Kelly Rowland is a busy mom. Not only does she have her hands full raising her two sons, Titan, 7, and Noah, 1, but she also has several new projects in the works including a new children’s book and action film.
In an interview with TODAY, the Grammy Award-winning musician revealed how she involves her kids in her work, whom she turns to when she needs a boost or parenting advice and how the children’s book came to be.
“I’ve always wanted to write a children’s book; I just didn’t know when the opportunity would present itself,” she said of her new release, “Always with You, Always with Me,” co-authored by English teacher and friend Jessica McKay.
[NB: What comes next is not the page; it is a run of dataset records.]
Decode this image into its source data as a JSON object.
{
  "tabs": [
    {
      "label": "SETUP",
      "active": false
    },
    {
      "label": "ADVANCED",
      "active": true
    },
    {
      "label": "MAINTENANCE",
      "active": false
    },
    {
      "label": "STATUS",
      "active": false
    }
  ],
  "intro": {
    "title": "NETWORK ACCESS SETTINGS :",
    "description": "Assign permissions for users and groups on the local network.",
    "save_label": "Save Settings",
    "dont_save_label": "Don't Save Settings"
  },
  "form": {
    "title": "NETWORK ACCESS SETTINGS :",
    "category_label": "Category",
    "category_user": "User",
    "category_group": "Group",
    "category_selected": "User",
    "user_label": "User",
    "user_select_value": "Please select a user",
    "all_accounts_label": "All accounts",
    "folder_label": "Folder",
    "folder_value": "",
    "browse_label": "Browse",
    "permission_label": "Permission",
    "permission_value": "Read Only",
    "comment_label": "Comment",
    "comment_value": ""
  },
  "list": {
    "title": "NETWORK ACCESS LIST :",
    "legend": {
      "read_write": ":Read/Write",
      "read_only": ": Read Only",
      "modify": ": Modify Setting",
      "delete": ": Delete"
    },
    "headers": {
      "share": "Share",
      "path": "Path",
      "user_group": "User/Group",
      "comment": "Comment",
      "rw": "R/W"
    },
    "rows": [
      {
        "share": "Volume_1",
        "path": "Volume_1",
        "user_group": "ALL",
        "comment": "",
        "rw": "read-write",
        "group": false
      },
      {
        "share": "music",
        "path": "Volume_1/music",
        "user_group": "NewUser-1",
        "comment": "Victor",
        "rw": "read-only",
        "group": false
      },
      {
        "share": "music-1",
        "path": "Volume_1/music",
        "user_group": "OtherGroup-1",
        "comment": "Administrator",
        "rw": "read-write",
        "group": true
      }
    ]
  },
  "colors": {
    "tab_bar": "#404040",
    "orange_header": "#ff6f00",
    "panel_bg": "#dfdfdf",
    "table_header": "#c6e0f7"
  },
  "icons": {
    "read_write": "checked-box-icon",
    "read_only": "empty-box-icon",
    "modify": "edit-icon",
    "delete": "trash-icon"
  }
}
The opportunity presented itself when she found herself frequently hanging out with McKay, as their sons enjoy playing together.
“She was just asking me for some advice on what to do next with her books. And I was like, ‘Well, we could partner up and do something together,’” she shared. “I love the opportunity to get a chance to work with another woman and be able to help or point in a direction wherever I can.”
Illustrated by Fannie Liem, the book centers on a working mother who knows it can be difficult to be separated from her child while she’s at work. The mother collects some simple words that she and her child can repeat whenever they are missing each other. “Always with you / Always with me / Mommy and child / Together we’ll be,” it reads.
“We just wanted it to be authentic and especially just really relatable for a child, but for the working mom as well,” Rowland said.
Being a working mom herself, Rowland knows how hard it can be to leave children to go to work.
“I’ve been away from Titan and Noah for two weeks, and I miss them with every fiber of my being,” she revealed. “Last week in Africa, this week here in Atlanta filming.”
Rowland is currently on location filming “Fantasy Football,” a live-action film about a teenager played by “Black-ish” star Marsai Martin who discovers she can control her professional football player’s dad prowess on the field through her video game.
“I’ll just say I’m insanely excited,” she shared. “The crew, cast, everyone — it’s just really a beautiful work environment. The brains behind this script are so brilliant and we haven’t seen anything like this specifically for young people, kids of color, in this kind of light.”
The 41-year-old shared she still tries to find ways to be connected to her sons and bond with them while on the road.
“They do new things and I sit there and I’ll be on the phone just watching them. Noah does this new thing now where he snatches the phone from his caretaker, and then he just runs and he takes the phone as if I’m there,” she disclosed. “Titan is learning his sight words, so the other day before I went to sleep, I had one eye open and one eye closed, and we’re playing this game of trying to make sentences with his sight words.”
The “Crazy” singer acknowledged that she’s dealt with working-mom guilt but tries to use her career to set a good example for her children.
“I want him (Titan) to always understand that I’m working, but I’m working to provide for him and his brother. His father is working to provide for him and his brother. And we’ll work hard, and I want him to see that work ethic because I want him to take it into his generation,” she shared.
“I didn’t want him to just see the final show. I wanted him to come to rehearsals, too,” she shared. “As we’re in rehearsals, he’s understanding the whole process. That was really cool because he was able to come with me, but he inspired my hard work — I wanted him to see that.”
Since becoming a mom, Rowland revealed that she looks for quality projects that her kids can be a part of.
“If it’s in the studio, it’s something that they can sing along to like a melody. If it’s movies, I make sure that Titan sees the process,” she said.
The famous mom shared that when the guilt does creep in, or even if she’s just looking for advice, she has a strong group of women she can turn to.
“Whether it’s B or Ciara or Serena or my best friend Barbara in Texas — I take advice from all working moms because the truth is that we’re all just trying to figure this out. We all love what we do. I’m so grateful to come up in a generation that believes in hard work and they’re strong women and they’re smart women.”
Rowland’s best advice for parents who are dealing with working-parent guilt is to put the guilt card back.
“It doesn’t belong in your stash,” she said. “The truth is that you’re doing everything that you possibly can be doing to make sure that your children have all they need.”